How to complete this task | No record may be omitted; give all of them again exactly.

Provided records |

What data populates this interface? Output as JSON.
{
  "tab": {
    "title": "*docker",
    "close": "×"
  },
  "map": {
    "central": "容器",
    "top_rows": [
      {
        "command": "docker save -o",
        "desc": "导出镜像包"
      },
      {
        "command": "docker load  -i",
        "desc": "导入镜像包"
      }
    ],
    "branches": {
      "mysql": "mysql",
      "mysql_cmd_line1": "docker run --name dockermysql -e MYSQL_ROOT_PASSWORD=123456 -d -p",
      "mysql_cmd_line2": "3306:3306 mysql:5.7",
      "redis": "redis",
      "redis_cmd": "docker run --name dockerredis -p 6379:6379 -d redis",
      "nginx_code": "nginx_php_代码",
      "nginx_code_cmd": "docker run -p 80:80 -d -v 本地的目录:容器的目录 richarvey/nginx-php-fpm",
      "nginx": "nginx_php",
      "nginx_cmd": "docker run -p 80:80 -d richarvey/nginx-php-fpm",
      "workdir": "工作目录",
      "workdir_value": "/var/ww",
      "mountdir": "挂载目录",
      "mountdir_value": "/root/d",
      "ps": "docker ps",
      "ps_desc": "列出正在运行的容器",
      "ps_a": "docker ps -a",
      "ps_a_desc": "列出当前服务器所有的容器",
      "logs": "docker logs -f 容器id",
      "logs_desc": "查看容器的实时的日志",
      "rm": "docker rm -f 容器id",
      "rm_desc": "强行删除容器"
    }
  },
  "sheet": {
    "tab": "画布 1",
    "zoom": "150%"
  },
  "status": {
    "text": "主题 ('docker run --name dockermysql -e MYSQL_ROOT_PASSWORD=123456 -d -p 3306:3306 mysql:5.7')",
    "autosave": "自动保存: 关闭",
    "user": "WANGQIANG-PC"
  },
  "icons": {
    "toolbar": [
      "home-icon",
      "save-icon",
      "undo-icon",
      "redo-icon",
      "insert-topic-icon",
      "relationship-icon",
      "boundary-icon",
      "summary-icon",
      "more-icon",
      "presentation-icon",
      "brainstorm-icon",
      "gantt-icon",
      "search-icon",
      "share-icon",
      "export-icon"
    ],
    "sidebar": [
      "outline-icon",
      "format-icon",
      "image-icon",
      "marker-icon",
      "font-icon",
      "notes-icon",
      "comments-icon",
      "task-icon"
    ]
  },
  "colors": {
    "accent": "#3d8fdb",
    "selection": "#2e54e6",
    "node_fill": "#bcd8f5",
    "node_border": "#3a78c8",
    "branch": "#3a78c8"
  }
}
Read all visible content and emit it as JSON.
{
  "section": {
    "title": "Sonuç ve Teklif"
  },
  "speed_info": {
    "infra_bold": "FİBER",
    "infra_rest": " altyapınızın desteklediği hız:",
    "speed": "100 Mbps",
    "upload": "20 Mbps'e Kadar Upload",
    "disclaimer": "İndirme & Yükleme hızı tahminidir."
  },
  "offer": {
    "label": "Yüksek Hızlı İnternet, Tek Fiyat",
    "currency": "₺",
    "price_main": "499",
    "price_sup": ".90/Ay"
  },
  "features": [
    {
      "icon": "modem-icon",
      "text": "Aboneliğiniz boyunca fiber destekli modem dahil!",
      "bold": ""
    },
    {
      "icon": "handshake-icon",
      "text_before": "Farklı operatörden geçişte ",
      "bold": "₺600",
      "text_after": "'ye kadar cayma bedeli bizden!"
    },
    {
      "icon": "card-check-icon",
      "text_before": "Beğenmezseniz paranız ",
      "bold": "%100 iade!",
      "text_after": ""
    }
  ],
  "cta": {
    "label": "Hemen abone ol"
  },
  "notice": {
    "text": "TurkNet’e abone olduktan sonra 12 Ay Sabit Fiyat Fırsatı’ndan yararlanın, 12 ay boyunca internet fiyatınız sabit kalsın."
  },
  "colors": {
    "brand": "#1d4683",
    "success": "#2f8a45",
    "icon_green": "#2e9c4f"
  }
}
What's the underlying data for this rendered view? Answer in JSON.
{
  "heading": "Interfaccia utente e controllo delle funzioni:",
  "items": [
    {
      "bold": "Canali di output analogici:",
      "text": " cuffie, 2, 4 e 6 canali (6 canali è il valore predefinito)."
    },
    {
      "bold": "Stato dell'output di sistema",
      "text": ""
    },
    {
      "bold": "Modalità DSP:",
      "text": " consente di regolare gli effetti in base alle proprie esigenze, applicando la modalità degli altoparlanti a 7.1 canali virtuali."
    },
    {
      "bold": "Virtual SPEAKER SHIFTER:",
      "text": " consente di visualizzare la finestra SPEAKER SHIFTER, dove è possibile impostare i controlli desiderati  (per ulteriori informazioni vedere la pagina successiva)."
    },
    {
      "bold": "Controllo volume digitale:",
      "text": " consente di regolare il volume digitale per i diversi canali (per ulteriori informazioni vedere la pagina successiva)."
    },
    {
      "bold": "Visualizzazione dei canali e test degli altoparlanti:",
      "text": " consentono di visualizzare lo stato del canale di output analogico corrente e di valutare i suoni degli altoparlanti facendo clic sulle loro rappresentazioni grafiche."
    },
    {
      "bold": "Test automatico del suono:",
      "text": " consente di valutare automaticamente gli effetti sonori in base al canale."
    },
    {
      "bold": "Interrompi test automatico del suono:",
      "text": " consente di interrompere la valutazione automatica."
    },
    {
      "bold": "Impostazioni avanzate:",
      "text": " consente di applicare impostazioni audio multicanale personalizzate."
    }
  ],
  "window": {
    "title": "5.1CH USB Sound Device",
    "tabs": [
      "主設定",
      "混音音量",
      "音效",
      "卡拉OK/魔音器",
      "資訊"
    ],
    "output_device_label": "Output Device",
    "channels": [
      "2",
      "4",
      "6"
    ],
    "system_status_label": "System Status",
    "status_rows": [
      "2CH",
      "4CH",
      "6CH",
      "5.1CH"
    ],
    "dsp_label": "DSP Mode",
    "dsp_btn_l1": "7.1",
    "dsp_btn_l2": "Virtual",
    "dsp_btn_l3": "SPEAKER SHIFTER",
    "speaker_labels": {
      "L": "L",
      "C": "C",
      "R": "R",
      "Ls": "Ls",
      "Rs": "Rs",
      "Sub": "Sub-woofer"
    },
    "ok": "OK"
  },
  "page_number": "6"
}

Response area |
What data populates this interface? Output as JSON.
{
  "tab": {
    "title": "*docker",
    "close": "×"
  },
  "map": {
    "central": "容器",
    "top_rows": [
      {
        "command": "docker save -o",
        "desc": "导出镜像包"
      },
      {
        "command": "docker load  -i",
        "desc": "导入镜像包"
      }
    ],
    "branches": {
      "mysql": "mysql",
      "mysql_cmd_line1": "docker run --name dockermysql -e MYSQL_ROOT_PASSWORD=123456 -d -p",
      "mysql_cmd_line2": "3306:3306 mysql:5.7",
      "redis": "redis",
      "redis_cmd": "docker run --name dockerredis -p 6379:6379 -d redis",
      "nginx_code": "nginx_php_代码",
      "nginx_code_cmd": "docker run -p 80:80 -d -v 本地的目录:容器的目录 richarvey/nginx-php-fpm",
      "nginx": "nginx_php",
      "nginx_cmd": "docker run -p 80:80 -d richarvey/nginx-php-fpm",
      "workdir": "工作目录",
      "workdir_value": "/var/ww",
      "mountdir": "挂载目录",
      "mountdir_value": "/root/d",
      "ps": "docker ps",
      "ps_desc": "列出正在运行的容器",
      "ps_a": "docker ps -a",
      "ps_a_desc": "列出当前服务器所有的容器",
      "logs": "docker logs -f 容器id",
      "logs_desc": "查看容器的实时的日志",
      "rm": "docker rm -f 容器id",
      "rm_desc": "强行删除容器"
    }
  },
  "sheet": {
    "tab": "画布 1",
    "zoom": "150%"
  },
  "status": {
    "text": "主题 ('docker run --name dockermysql -e MYSQL_ROOT_PASSWORD=123456 -d -p 3306:3306 mysql:5.7')",
    "autosave": "自动保存: 关闭",
    "user": "WANGQIANG-PC"
  },
  "icons": {
    "toolbar": [
      "home-icon",
      "save-icon",
      "undo-icon",
      "redo-icon",
      "insert-topic-icon",
      "relationship-icon",
      "boundary-icon",
      "summary-icon",
      "more-icon",
      "presentation-icon",
      "brainstorm-icon",
      "gantt-icon",
      "search-icon",
      "share-icon",
      "export-icon"
    ],
    "sidebar": [
      "outline-icon",
      "format-icon",
      "image-icon",
      "marker-icon",
      "font-icon",
      "notes-icon",
      "comments-icon",
      "task-icon"
    ]
  },
  "colors": {
    "accent": "#3d8fdb",
    "selection": "#2e54e6",
    "node_fill": "#bcd8f5",
    "node_border": "#3a78c8",
    "branch": "#3a78c8"
  }
}
Read all visible content and emit it as JSON.
{
  "section": {
    "title": "Sonuç ve Teklif"
  },
  "speed_info": {
    "infra_bold": "FİBER",
    "infra_rest": " altyapınızın desteklediği hız:",
    "speed": "100 Mbps",
    "upload": "20 Mbps'e Kadar Upload",
    "disclaimer": "İndirme & Yükleme hızı tahminidir."
  },
  "offer": {
    "label": "Yüksek Hızlı İnternet, Tek Fiyat",
    "currency": "₺",
    "price_main": "499",
    "price_sup": ".90/Ay"
  },
  "features": [
    {
      "icon": "modem-icon",
      "text": "Aboneliğiniz boyunca fiber destekli modem dahil!",
      "bold": ""
    },
    {
      "icon": "handshake-icon",
      "text_before": "Farklı operatörden geçişte ",
      "bold": "₺600",
      "text_after": "'ye kadar cayma bedeli bizden!"
    },
    {
      "icon": "card-check-icon",
      "text_before": "Beğenmezseniz paranız ",
      "bold": "%100 iade!",
      "text_after": ""
    }
  ],
  "cta": {
    "label": "Hemen abone ol"
  },
  "notice": {
    "text": "TurkNet’e abone olduktan sonra 12 Ay Sabit Fiyat Fırsatı’ndan yararlanın, 12 ay boyunca internet fiyatınız sabit kalsın."
  },
  "colors": {
    "brand": "#1d4683",
    "success": "#2f8a45",
    "icon_green": "#2e9c4f"
  }
}
What's the underlying data for this rendered view? Answer in JSON.
{
  "heading": "Interfaccia utente e controllo delle funzioni:",
  "items": [
    {
      "bold": "Canali di output analogici:",
      "text": " cuffie, 2, 4 e 6 canali (6 canali è il valore predefinito)."
    },
    {
      "bold": "Stato dell'output di sistema",
      "text": ""
    },
    {
      "bold": "Modalità DSP:",
      "text": " consente di regolare gli effetti in base alle proprie esigenze, applicando la modalità degli altoparlanti a 7.1 canali virtuali."
    },
    {
      "bold": "Virtual SPEAKER SHIFTER:",
      "text": " consente di visualizzare la finestra SPEAKER SHIFTER, dove è possibile impostare i controlli desiderati  (per ulteriori informazioni vedere la pagina successiva)."
    },
    {
      "bold": "Controllo volume digitale:",
      "text": " consente di regolare il volume digitale per i diversi canali (per ulteriori informazioni vedere la pagina successiva)."
    },
    {
      "bold": "Visualizzazione dei canali e test degli altoparlanti:",
      "text": " consentono di visualizzare lo stato del canale di output analogico corrente e di valutare i suoni degli altoparlanti facendo clic sulle loro rappresentazioni grafiche."
    },
    {
      "bold": "Test automatico del suono:",
      "text": " consente di valutare automaticamente gli effetti sonori in base al canale."
    },
    {
      "bold": "Interrompi test automatico del suono:",
      "text": " consente di interrompere la valutazione automatica."
    },
    {
      "bold": "Impostazioni avanzate:",
      "text": " consente di applicare impostazioni audio multicanale personalizzate."
    }
  ],
  "window": {
    "title": "5.1CH USB Sound Device",
    "tabs": [
      "主設定",
      "混音音量",
      "音效",
      "卡拉OK/魔音器",
      "資訊"
    ],
    "output_device_label": "Output Device",
    "channels": [
      "2",
      "4",
      "6"
    ],
    "system_status_label": "System Status",
    "status_rows": [
      "2CH",
      "4CH",
      "6CH",
      "5.1CH"
    ],
    "dsp_label": "DSP Mode",
    "dsp_btn_l1": "7.1",
    "dsp_btn_l2": "Virtual",
    "dsp_btn_l3": "SPEAKER SHIFTER",
    "speaker_labels": {
      "L": "L",
      "C": "C",
      "R": "R",
      "Ls": "Ls",
      "Rs": "Rs",
      "Sub": "Sub-woofer"
    },
    "ok": "OK"
  },
  "page_number": "6"
}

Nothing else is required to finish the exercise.